“There’s going to be a side on the right that thinks that because Biden’s in the White House, if we win the primary, we’re going to win the general election,” said Paul Shumaker, a Republican strategist in North Carolina who helped shepherd Republican Sen. Thom Tillis’ narrow re-election win last year. “I think McConnell and company recognize it’s a much bigger lift than just that.”
Shumaker said any Trump voter turnout boost in the Tar Heel State was outpaced by Biden’s in key counties for the president’s party – something Democrats are actively working to improve as they seek to flip Burr’s seat. Former Rep. Mark Walker is the lone GOP candidate in the race and has already been endorsed by freshman Rep. Madison Cawthorn, a rising star in the Trump wing of the party. But Walker isn’t expected to skate by without a conservative challenge: Former Gov. Pat McCrory is considering a bid, according to three GOP strategists working in the state, and there is also the possibility that former Trump chief of staff Mark Meadows, Cawthorn’s predecessor, reconsiders his decision not to run.
The balancing act is even tougher in Pennsylvania, home to one of Biden’s narrowest November victories. Republican strategists involved in the Keystone State are prepared for the possibility of a large field, with a number of House Republicans considering a run for either Toomey’s seat or the gubernatorial race if congressional redistricting does not work out in their favor.
In addition to interested parties on Capitol Hill, there are also several other potential candidates: Carla Sands, Trump’s former ambassador to Denmark; Kenneth Braithwaite, a former Trump Navy secretary; and Jeff Bartos, a Trump-friendly suburban Republican who has publicly acknowledged his interest in the seat. Several strategists also floated former Rep. Ryan Costello, who emerged as a Trump critic after he left Congress, as a potential GOP candidate.
“It’s going to take someone who is personally dynamic who can communicate well with a broad coalition under a GOP banner,” said Charlie Gerow, a Pennsylvania Republican strategist and vice chairman of the American Conservative Union, alluding to the Trump loyalists who showed up for the president and the suburban voters outside Philadelphia who shunned him. “You’re going to have to have both of those constituencies put together, and that's going to be the challenge for any Republican candidate.”

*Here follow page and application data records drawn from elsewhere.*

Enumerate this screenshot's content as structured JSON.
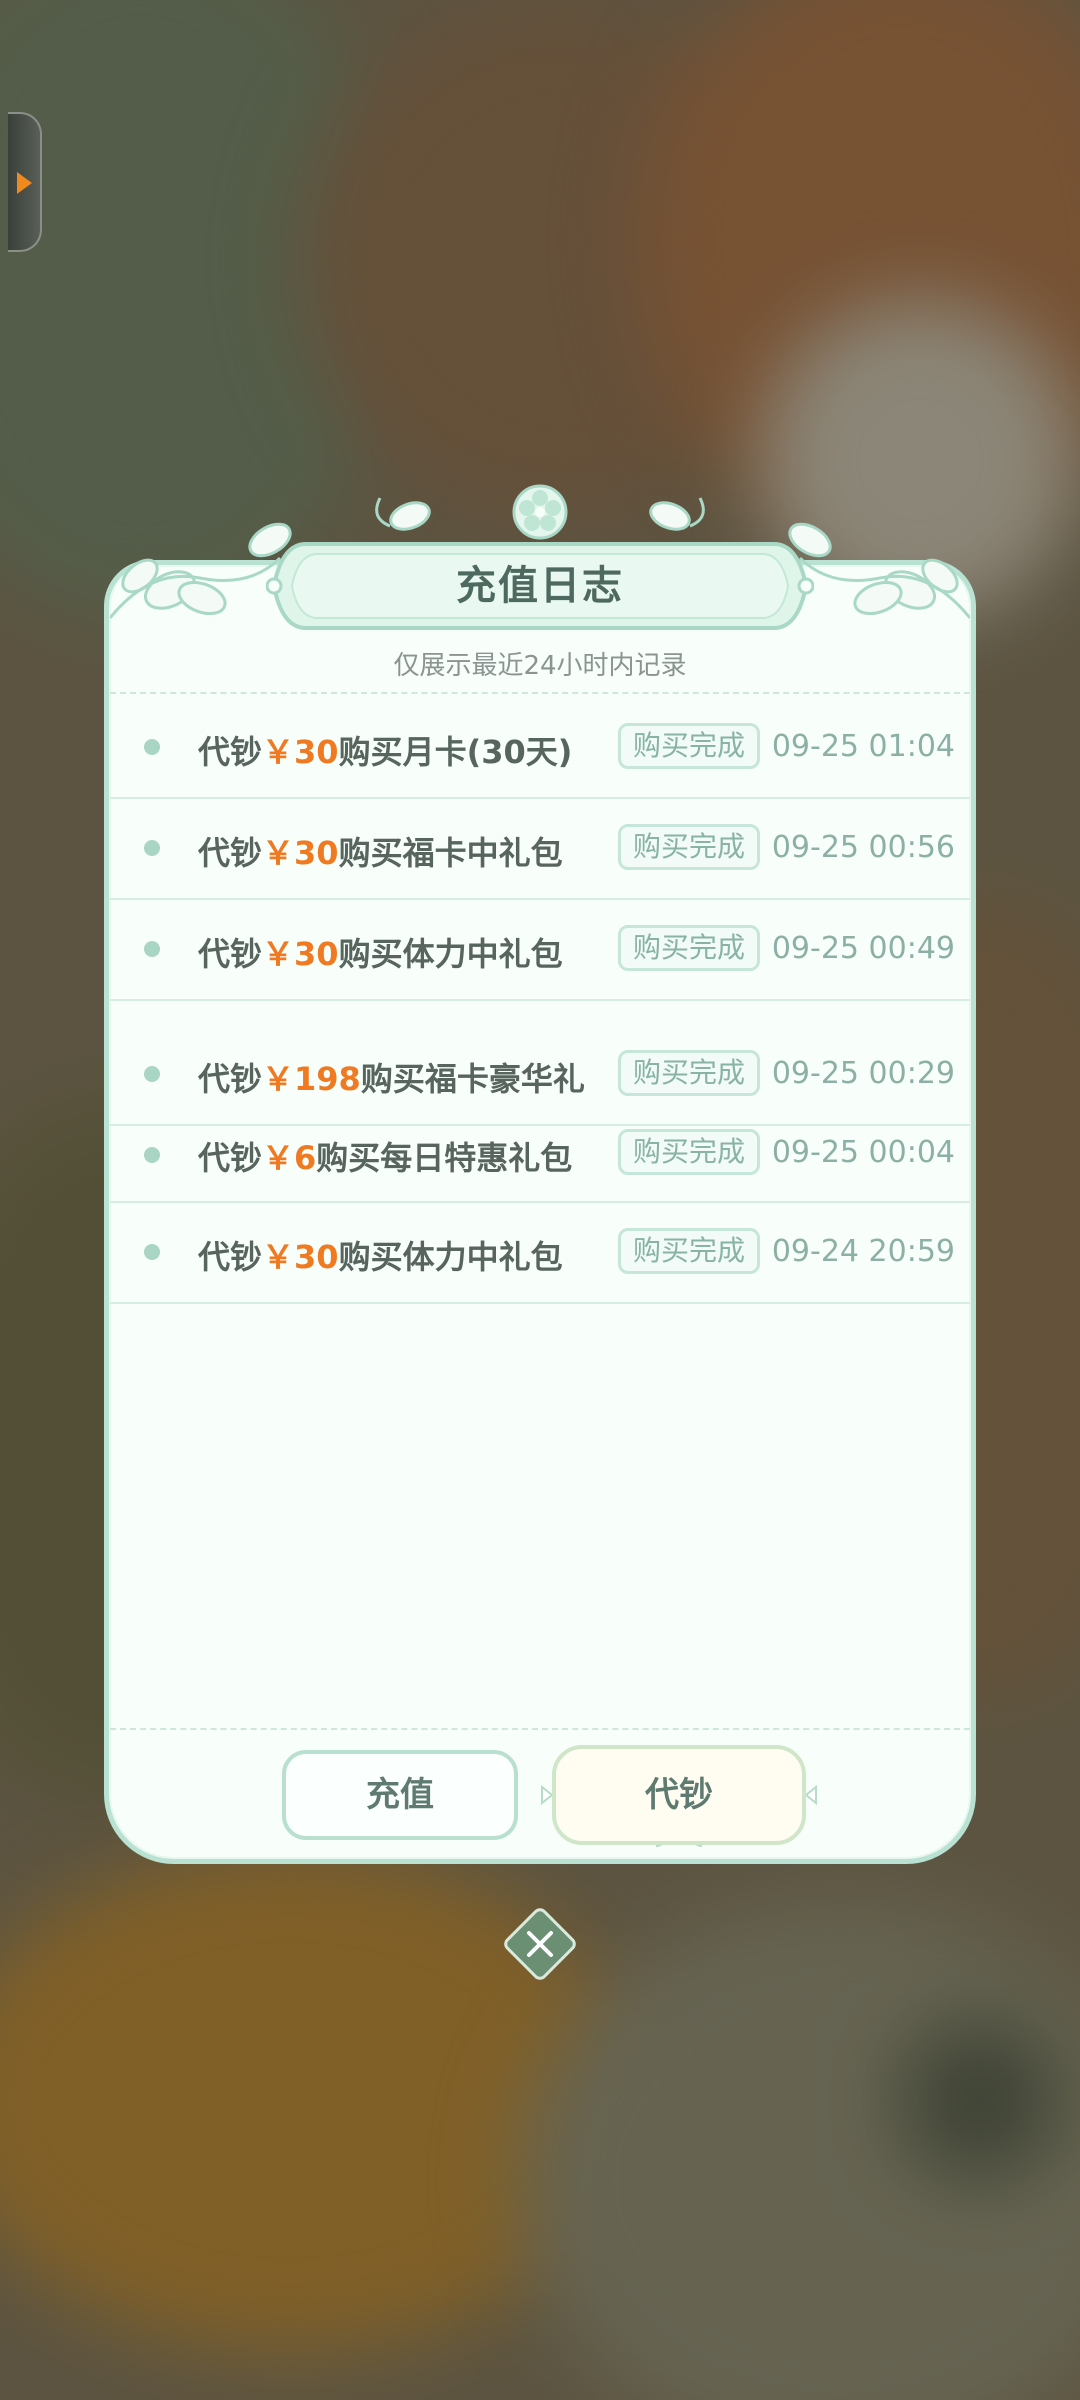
{
  "dialog": {
    "title": "充值日志",
    "subtitle": "仅展示最近24小时内记录"
  },
  "records": [
    {
      "prefix": "代钞",
      "amount": "￥30",
      "suffix": "购买月卡(30天)",
      "status": "购买完成",
      "time": "09-25 01:04"
    },
    {
      "prefix": "代钞",
      "amount": "￥30",
      "suffix": "购买福卡中礼包",
      "status": "购买完成",
      "time": "09-25 00:56"
    },
    {
      "prefix": "代钞",
      "amount": "￥30",
      "suffix": "购买体力中礼包",
      "status": "购买完成",
      "time": "09-25 00:49"
    },
    {
      "prefix": "代钞",
      "amount": "￥198",
      "suffix": "购买福卡豪华礼",
      "status": "购买完成",
      "time": "09-25 00:29"
    },
    {
      "prefix": "代钞",
      "amount": "￥6",
      "suffix": "购买每日特惠礼包",
      "status": "购买完成",
      "time": "09-25 00:04"
    },
    {
      "prefix": "代钞",
      "amount": "￥30",
      "suffix": "购买体力中礼包",
      "status": "购买完成",
      "time": "09-24 20:59"
    }
  ],
  "buttons": {
    "recharge_label": "充值",
    "proxy_label": "代钞"
  },
  "icons": {
    "close": "close-icon",
    "side_tab": "expand-arrow-icon"
  },
  "colors": {
    "amount": "#ef7a22",
    "accent": "#b9e2d3",
    "dialog_bg": "#f8fffb"
  }
}
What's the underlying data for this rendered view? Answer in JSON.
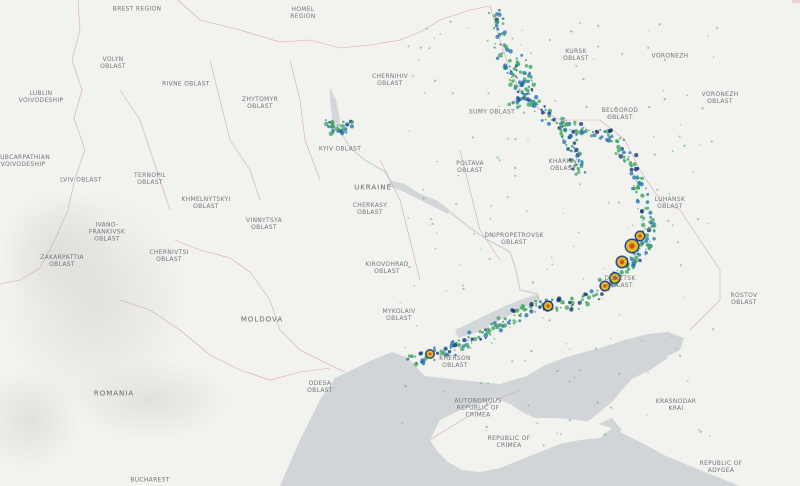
{
  "map": {
    "land_color": "#f2f2ef",
    "water_color": "#d2d5d8",
    "border_color": "#d8a2b8",
    "heat_colors": [
      "#3aa35b",
      "#1f6fb0",
      "#0b2a7a",
      "#e8c21c",
      "#e0421c",
      "#ffffff"
    ]
  },
  "regions": {
    "brest": "BREST REGION",
    "homel": "HOMEL\nREGION",
    "volyn": "VOLYN\nOBLAST",
    "lublin": "LUBLIN\nVOIVODESHIP",
    "rivne": "RIVNE OBLAST",
    "zhytomyr": "ZHYTOMYR\nOBLAST",
    "chernihiv": "CHERNIHIV\nOBLAST",
    "kursk": "KURSK\nOBLAST",
    "voronezh_top": "VORONEZH",
    "voronezh": "VORONEZH\nOBLAST",
    "sumy": "SUMY OBLAST",
    "belgorod": "BELGOROD\nOBLAST",
    "subcarpathian": "SUBCARPATHIAN\nVOIVODESHIP",
    "lviv": "LVIV OBLAST",
    "ternopil": "TERNOPIL\nOBLAST",
    "kyiv": "KYIV OBLAST",
    "poltava": "POLTAVA\nOBLAST",
    "kharkiv": "KHARKIV\nOBLAST",
    "luhansk": "LUHANSK\nOBLAST",
    "khmelnytskyi": "KHMELNYTSKYI\nOBLAST",
    "vinnytsia": "VINNYTSYA\nOBLAST",
    "cherkasy": "CHERKASY\nOBLAST",
    "ukraine": "UKRAINE",
    "ivano": "IVANO-\nFRANKIVSK\nOBLAST",
    "chernivtsi": "CHERNIVTSI\nOBLAST",
    "zakarpattia": "ZAKARPATTIA\nOBLAST",
    "dnipro": "DNIPROPETROVSK\nOBLAST",
    "kirovohrad": "KIROVOHRAD\nOBLAST",
    "donetsk": "DONETSK\nOBLAST",
    "rostov": "ROSTOV\nOBLAST",
    "mykolaiv": "MYKOLAIV\nOBLAST",
    "moldova": "MOLDOVA",
    "odesa": "ODESA\nOBLAST",
    "kherson": "KHERSON\nOBLAST",
    "romania": "ROMANIA",
    "crimea_ar": "AUTONOMOUS\nREPUBLIC OF\nCRIMEA",
    "crimea_rep": "REPUBLIC OF\nCRIMEA",
    "krasnodar": "KRASNODAR\nKRAI",
    "adygea": "REPUBLIC OF\nADYGEA",
    "bucharest": "BUCHAREST"
  }
}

When it comes to the competitive Senate races, a prevailing view among state-level Republican strategists is that the Biden presidency itself could be a key part of uniting the disparate coalition to defeat Democratic Senate candidates – potentially glossing over some of the internal heartburn over individual Republicans’ fealty to Trump with a focus on potentially unpopular actions from Washington.
“There are going to be some real problems that have to be solved, and the Democrats may be helping,” said Shumaker.
Correction: A previous version of this story misspelled Cawthorn's surname.